Holidays and houseguests! They go together like love and marriage, don’t they? But what if you don’t have much room for extras? Our three-bedroom farmhouse worked fine for our family of five boys, thanks to bunk beds. When guests came, the boys willingly (for the most part) took to the couches, recliners, and floor.

But now that our sons are bringing home wives and children, our house is bursting at the seams when everyone visits. And no one wants to stay at a motel—they would miss out on swapping stories about childhood pranks and challenging each other to board games late into the evening.

Last summer when we hosted fourteen overnighters and uncounted day guests for four days, I jotted down some tips that worked for us. See if you can find a fresh idea or two for sheltering your guests with ease.

Sleeping Arrangements

     •   Evaluate your options. If your sleepers outnumber your beds, get creative. For adults, we have successfully used air beds (the modern ones are surprisingly comfortable), couches, recliners, a tent, a camper trailer, and the back of a station wagon padded with lawn chair cushions. For young children we’ve faced two living room chairs together to improvise sleeping space. Once we padded a dresser drawer with blankets for a tiny baby, setting it on the floor next to his parents. We’ve used borrowed cribs and playpens, too.

     •   Since we have lots of houseguests, I’ve set aside large bins to store extra bedding. It is handy to store one complete set in each bin so you don’t have to dig through several bins to get sheets, blankets, and pillows. Some rooms have dressers or closet shelves to store bedding.

     •   If your temporary beds, such as couches, will have other daytime purposes, decide where the bedding will be stored during the day. Likewise, think through where guests whose bedrooms vanish at dawn can keep their luggage.

     •   Select a place for guests to place coats, cameras, and other items they will use during the day.

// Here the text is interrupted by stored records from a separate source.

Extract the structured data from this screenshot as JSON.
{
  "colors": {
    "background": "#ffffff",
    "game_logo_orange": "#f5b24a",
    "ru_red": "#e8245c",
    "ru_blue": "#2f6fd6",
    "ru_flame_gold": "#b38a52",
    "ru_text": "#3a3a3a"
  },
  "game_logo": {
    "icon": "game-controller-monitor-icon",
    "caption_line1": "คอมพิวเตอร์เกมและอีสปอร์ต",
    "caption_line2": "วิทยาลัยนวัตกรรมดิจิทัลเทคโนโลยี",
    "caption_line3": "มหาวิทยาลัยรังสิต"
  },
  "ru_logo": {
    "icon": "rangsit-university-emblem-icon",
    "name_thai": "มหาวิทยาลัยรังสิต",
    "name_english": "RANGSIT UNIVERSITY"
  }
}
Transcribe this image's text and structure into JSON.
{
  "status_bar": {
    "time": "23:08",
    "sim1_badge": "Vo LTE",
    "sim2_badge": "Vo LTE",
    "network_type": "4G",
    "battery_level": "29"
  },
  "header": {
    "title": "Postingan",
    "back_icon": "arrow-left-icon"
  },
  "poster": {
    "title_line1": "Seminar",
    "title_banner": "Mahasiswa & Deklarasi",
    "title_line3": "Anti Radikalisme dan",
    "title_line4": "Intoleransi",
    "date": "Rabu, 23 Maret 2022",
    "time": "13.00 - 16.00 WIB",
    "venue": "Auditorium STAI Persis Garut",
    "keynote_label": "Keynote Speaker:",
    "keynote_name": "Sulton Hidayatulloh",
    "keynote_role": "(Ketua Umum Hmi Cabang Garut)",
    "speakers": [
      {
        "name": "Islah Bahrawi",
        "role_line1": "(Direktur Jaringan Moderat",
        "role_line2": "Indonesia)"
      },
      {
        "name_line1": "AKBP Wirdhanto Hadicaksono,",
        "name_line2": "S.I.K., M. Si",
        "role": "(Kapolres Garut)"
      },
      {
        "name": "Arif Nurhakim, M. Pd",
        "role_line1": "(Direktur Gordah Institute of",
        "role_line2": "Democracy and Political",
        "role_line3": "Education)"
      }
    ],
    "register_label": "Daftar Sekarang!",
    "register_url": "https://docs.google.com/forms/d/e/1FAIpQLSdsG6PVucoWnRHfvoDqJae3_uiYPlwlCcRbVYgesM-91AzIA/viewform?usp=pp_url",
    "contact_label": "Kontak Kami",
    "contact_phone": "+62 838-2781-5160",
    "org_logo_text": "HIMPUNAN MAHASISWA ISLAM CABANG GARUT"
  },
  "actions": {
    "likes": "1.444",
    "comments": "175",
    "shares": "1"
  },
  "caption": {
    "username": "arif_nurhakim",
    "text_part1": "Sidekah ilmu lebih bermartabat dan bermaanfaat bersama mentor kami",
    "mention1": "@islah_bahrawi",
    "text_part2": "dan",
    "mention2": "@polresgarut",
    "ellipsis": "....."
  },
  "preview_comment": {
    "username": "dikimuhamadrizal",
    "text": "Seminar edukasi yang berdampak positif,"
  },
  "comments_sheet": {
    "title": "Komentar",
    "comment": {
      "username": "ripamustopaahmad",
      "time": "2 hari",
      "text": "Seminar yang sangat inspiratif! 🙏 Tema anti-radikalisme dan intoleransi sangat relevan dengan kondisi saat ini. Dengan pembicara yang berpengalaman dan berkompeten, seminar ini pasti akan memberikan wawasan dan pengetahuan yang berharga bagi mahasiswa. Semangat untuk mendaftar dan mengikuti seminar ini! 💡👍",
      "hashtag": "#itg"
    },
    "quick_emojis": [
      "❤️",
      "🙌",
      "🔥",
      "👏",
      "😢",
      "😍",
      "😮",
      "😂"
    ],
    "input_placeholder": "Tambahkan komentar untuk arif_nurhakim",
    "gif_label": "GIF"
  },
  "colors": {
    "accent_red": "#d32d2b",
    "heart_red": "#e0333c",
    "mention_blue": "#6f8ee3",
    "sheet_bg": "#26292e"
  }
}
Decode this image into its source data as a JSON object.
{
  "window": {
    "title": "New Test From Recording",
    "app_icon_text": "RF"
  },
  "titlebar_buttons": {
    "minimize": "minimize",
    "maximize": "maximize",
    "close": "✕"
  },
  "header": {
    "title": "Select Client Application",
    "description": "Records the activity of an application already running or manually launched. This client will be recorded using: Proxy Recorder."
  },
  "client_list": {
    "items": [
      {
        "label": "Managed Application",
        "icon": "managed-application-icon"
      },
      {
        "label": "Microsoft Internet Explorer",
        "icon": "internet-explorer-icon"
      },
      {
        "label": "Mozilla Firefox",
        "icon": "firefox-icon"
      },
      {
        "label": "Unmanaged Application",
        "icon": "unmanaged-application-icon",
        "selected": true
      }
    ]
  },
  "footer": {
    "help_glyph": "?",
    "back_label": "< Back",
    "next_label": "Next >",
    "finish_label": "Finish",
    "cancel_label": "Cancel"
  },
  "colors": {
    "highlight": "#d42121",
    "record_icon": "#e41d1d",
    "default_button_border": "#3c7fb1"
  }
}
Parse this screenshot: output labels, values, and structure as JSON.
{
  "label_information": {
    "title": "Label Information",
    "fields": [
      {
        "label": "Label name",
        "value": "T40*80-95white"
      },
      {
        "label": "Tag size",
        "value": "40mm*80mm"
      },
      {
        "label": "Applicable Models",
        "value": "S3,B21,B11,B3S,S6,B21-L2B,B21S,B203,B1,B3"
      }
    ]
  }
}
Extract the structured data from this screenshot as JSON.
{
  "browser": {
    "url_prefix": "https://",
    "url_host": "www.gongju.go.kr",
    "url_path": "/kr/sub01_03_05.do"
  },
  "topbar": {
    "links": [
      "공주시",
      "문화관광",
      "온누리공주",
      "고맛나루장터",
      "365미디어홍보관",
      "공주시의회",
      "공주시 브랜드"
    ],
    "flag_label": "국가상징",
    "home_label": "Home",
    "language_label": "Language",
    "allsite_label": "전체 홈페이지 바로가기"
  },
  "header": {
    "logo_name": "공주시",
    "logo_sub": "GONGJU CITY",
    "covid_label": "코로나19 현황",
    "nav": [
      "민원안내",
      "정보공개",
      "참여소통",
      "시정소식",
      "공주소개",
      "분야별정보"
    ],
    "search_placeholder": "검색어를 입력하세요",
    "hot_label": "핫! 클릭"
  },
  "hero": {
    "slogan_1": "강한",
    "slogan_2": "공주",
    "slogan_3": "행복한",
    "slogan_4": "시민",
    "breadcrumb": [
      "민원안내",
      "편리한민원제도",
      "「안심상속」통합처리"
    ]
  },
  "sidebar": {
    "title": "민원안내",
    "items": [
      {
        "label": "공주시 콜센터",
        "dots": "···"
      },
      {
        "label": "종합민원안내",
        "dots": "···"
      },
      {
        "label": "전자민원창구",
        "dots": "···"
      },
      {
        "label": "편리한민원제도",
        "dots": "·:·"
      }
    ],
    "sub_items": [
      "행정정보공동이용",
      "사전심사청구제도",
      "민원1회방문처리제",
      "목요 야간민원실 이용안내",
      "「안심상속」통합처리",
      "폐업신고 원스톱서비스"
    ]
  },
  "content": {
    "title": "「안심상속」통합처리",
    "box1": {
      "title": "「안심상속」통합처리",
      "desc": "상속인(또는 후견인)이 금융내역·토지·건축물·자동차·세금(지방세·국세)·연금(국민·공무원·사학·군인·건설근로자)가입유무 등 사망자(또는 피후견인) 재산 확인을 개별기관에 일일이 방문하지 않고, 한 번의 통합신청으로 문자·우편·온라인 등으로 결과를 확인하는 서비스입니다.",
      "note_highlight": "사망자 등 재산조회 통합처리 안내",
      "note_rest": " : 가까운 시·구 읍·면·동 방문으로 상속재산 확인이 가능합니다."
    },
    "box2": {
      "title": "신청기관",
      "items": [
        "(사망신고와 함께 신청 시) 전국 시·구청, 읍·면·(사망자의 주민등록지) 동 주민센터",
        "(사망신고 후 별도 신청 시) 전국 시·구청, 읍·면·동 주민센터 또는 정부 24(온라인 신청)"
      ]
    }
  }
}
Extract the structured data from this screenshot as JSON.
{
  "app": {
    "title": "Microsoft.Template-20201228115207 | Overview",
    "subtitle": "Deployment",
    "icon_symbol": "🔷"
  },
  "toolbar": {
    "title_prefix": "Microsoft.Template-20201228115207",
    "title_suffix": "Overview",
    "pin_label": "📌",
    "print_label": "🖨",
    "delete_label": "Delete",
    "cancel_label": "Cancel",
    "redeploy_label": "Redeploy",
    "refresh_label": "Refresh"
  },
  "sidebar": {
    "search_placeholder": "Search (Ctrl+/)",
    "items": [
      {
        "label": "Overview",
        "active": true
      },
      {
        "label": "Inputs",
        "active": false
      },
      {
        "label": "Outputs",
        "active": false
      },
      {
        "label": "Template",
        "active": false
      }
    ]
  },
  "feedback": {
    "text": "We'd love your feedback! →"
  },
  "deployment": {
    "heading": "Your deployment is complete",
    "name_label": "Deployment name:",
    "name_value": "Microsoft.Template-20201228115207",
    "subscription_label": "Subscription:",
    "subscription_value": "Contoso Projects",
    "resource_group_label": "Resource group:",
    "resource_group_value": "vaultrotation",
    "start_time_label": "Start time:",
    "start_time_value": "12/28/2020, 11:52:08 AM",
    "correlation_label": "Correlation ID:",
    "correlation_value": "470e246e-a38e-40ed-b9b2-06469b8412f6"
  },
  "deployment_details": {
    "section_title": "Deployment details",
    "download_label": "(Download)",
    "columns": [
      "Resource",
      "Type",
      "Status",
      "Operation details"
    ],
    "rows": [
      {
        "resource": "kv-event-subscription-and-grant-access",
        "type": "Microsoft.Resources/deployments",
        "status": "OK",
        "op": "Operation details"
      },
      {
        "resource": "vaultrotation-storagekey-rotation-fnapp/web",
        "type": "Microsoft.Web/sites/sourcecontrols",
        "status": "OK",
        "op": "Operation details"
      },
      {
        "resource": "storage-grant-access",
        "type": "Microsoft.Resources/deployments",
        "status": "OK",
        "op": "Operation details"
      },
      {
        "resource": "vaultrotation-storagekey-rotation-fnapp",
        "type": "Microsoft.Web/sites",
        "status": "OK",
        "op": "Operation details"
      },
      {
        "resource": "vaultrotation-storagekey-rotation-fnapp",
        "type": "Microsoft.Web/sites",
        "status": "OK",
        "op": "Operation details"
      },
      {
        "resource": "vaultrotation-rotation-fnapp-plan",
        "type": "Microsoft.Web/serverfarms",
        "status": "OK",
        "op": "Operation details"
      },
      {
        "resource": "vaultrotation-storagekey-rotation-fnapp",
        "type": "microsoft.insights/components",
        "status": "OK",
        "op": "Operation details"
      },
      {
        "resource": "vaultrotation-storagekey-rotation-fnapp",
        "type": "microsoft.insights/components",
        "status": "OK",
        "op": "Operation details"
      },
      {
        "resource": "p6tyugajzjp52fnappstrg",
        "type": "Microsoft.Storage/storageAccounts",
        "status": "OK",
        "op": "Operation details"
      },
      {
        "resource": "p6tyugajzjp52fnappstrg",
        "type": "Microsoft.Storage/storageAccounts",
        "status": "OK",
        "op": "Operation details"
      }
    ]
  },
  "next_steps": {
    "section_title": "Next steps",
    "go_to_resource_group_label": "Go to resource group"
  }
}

A cell phone charging area is essential with a dozen wired adults in the house.

     •   Think about what you can provide for your guests’ comfort: perhaps an extra blanket or pillow, a reading light and selection of books and magazines, a coaster for a bedside glass of water, an alarm clock, a night-light, or a flashlight.


Lots of people sharing the same bathroom? Here are some ideas:

     •   Place a set of bath linens on each person’s bed; let them know where to hang their wet towels after use. When folded in thirds lengthwise, we can fit three bath towels on each towel bar. We supplement towel rod space with a plastic hanger (doesn’t rust) to hang on a bathroom or bedroom door hook.

     •   Set a pad of sticky notes and a pencil on the bathroom counter. Each guest posts his name on the wall above his towel. This really helps if all of your towels are the same color.

     •   Check each bathroom at least twice daily. If you have lots of ladies in the house, expect the toilet paper to vanish at an astonishing rate.

     •   Keep a stash of new toothbrushes, toothpaste, feminine supplies, shampoo, over-the-counter pain medications, etc., in case someone has forgotten an item.

Food For a Crowd

No room around the table for your crowd? Here are some hints that work even in a small house.

     •   Consider folding card tables or TV trays. Borrow or invest in some folding chairs. Pull out large floor pillows for teens and tweens. Drag in the benches from your picnic table or your lawn chairs.